*** Provided records Section Begins ***

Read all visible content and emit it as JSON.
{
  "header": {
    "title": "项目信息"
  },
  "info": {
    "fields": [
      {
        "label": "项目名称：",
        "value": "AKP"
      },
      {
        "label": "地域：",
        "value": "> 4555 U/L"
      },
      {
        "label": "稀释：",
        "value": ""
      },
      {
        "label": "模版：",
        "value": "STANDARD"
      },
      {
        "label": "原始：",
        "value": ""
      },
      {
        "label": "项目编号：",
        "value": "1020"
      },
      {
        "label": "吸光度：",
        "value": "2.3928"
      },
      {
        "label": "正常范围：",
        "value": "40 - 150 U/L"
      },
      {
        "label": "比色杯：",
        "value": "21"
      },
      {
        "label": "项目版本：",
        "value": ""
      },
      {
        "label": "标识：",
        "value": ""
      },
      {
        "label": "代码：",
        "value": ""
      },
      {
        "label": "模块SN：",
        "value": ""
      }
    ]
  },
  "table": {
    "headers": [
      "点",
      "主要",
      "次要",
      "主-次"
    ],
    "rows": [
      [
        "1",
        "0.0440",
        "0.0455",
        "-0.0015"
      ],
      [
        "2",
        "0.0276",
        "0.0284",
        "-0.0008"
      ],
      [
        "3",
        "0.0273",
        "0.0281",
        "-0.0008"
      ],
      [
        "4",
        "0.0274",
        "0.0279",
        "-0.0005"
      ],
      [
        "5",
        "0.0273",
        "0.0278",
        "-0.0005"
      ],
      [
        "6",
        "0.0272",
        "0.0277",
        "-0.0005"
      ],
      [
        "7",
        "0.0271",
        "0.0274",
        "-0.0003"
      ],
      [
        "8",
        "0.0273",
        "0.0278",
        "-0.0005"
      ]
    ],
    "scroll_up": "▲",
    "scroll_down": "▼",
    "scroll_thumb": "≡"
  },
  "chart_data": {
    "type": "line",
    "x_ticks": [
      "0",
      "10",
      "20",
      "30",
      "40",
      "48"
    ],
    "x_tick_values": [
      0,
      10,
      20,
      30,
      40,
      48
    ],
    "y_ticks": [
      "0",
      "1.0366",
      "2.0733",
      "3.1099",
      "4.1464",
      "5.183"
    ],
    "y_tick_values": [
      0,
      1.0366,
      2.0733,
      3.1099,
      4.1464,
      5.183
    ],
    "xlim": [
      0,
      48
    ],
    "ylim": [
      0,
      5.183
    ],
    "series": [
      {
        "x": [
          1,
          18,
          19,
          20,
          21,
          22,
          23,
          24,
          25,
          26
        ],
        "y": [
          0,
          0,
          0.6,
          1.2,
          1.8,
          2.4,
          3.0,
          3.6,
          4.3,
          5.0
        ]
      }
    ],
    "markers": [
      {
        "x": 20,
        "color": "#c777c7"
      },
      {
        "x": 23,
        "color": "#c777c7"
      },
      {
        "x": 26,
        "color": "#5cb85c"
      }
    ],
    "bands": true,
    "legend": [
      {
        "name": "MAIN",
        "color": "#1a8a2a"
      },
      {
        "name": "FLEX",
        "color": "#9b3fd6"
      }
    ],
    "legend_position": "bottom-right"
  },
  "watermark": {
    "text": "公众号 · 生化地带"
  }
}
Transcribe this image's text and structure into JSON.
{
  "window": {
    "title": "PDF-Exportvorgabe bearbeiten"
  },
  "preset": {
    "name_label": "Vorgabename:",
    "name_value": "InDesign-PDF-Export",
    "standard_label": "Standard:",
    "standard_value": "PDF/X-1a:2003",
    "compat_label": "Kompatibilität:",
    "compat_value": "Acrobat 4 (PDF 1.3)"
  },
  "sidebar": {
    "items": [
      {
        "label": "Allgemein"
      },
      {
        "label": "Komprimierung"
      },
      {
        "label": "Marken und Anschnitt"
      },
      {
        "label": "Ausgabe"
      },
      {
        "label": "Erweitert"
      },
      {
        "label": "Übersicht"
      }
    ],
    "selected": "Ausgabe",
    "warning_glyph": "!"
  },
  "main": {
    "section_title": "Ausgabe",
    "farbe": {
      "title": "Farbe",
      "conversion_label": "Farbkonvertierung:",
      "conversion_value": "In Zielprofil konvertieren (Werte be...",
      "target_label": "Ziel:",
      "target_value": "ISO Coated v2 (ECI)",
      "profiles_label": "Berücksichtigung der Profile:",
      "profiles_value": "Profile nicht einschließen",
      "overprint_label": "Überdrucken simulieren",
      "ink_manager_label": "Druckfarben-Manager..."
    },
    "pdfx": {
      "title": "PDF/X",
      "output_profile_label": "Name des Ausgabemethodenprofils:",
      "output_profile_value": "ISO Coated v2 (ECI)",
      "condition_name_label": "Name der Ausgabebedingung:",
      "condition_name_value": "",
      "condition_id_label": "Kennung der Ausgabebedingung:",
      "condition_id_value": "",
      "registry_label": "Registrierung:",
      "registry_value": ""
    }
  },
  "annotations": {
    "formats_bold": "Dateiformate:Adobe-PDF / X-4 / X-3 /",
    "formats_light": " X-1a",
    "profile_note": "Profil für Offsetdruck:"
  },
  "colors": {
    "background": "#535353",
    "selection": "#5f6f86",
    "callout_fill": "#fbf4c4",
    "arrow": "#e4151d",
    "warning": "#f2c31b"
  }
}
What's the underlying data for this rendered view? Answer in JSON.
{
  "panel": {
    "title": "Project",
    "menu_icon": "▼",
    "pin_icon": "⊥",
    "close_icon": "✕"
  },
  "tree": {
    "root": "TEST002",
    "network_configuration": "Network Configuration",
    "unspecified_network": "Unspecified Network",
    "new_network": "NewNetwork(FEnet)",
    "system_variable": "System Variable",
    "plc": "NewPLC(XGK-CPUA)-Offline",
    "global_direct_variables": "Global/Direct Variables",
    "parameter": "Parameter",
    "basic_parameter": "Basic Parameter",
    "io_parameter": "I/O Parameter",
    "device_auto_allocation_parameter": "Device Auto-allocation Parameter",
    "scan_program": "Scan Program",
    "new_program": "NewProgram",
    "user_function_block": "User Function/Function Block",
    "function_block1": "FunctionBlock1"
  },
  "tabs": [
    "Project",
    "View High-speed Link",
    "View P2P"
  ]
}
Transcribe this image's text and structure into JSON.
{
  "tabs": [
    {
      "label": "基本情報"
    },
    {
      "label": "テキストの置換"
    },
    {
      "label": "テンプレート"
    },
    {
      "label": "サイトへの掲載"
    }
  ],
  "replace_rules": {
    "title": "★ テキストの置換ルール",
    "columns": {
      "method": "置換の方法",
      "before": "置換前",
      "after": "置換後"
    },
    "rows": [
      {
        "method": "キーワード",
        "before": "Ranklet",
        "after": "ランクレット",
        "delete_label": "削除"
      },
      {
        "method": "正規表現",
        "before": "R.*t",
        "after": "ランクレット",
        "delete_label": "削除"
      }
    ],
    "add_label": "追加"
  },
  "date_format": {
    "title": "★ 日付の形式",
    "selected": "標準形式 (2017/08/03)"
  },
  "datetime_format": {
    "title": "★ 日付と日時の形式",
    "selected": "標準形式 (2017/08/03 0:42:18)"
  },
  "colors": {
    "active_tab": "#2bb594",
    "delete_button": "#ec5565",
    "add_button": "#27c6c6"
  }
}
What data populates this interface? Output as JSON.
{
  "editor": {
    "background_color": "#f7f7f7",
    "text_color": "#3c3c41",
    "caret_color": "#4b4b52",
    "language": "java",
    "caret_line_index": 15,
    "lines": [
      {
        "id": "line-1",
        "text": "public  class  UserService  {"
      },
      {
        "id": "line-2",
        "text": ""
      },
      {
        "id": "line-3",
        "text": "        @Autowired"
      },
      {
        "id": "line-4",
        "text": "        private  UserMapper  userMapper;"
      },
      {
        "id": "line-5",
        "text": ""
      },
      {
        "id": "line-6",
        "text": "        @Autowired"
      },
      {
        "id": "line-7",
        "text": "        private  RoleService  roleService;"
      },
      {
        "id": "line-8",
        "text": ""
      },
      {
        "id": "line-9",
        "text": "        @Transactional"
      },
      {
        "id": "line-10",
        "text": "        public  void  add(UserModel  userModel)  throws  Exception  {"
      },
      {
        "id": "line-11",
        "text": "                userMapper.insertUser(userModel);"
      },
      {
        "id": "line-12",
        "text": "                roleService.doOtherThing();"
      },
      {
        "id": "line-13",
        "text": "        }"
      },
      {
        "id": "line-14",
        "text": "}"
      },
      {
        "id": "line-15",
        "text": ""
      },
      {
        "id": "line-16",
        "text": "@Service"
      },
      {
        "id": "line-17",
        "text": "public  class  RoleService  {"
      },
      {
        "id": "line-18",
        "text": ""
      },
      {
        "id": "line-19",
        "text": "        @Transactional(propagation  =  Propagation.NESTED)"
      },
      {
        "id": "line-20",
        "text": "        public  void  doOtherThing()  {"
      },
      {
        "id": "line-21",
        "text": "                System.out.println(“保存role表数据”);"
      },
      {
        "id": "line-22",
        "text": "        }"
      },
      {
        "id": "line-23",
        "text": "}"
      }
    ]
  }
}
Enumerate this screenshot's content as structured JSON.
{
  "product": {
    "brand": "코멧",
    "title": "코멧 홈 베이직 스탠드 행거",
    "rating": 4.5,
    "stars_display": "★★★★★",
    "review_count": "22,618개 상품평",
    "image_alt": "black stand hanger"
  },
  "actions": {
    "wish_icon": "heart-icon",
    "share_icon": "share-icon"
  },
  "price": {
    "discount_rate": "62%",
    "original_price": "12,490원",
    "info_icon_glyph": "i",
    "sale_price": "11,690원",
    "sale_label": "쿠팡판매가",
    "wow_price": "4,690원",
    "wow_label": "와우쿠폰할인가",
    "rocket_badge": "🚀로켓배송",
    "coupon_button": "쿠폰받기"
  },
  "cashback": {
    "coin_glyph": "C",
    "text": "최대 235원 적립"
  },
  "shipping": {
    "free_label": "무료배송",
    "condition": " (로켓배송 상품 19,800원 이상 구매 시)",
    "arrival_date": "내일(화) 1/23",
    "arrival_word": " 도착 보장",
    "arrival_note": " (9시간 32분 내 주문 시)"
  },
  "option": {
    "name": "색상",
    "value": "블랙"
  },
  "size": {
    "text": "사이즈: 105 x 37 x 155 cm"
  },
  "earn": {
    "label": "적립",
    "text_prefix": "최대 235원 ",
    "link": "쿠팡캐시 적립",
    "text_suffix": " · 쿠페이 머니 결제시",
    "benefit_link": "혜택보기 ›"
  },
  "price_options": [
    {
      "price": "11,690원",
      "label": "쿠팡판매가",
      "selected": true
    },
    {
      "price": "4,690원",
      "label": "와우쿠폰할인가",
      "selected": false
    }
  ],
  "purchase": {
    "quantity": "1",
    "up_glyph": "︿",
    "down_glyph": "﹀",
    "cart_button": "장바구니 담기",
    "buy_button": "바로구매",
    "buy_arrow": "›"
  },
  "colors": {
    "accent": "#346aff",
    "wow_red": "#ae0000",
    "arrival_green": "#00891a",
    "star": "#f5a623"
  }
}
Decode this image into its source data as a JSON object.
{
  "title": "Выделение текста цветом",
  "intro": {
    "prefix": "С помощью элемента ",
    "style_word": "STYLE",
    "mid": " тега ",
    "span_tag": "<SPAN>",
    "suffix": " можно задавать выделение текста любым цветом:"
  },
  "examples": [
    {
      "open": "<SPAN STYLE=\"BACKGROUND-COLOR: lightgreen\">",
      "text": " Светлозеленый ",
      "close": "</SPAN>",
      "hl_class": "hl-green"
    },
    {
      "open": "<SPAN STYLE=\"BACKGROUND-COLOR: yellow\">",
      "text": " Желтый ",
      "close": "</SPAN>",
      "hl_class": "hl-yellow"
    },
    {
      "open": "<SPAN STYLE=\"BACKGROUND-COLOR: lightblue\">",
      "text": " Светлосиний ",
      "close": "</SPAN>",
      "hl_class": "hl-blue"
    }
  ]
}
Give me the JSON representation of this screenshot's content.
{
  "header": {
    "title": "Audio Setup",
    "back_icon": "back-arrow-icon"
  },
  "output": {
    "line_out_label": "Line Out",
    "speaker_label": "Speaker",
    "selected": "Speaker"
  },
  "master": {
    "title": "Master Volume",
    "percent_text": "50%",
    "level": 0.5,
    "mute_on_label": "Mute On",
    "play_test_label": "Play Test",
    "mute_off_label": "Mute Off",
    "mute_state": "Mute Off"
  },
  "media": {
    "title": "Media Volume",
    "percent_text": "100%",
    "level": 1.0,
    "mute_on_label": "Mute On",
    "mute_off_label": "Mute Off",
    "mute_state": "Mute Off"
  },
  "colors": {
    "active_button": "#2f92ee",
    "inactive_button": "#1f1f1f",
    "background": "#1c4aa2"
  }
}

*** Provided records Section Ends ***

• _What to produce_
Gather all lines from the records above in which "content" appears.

• _Solution to this exercise_
Read all visible content and emit it as JSON.
Enumerate this screenshot's content as structured JSON.
Give me the JSON representation of this screenshot's content.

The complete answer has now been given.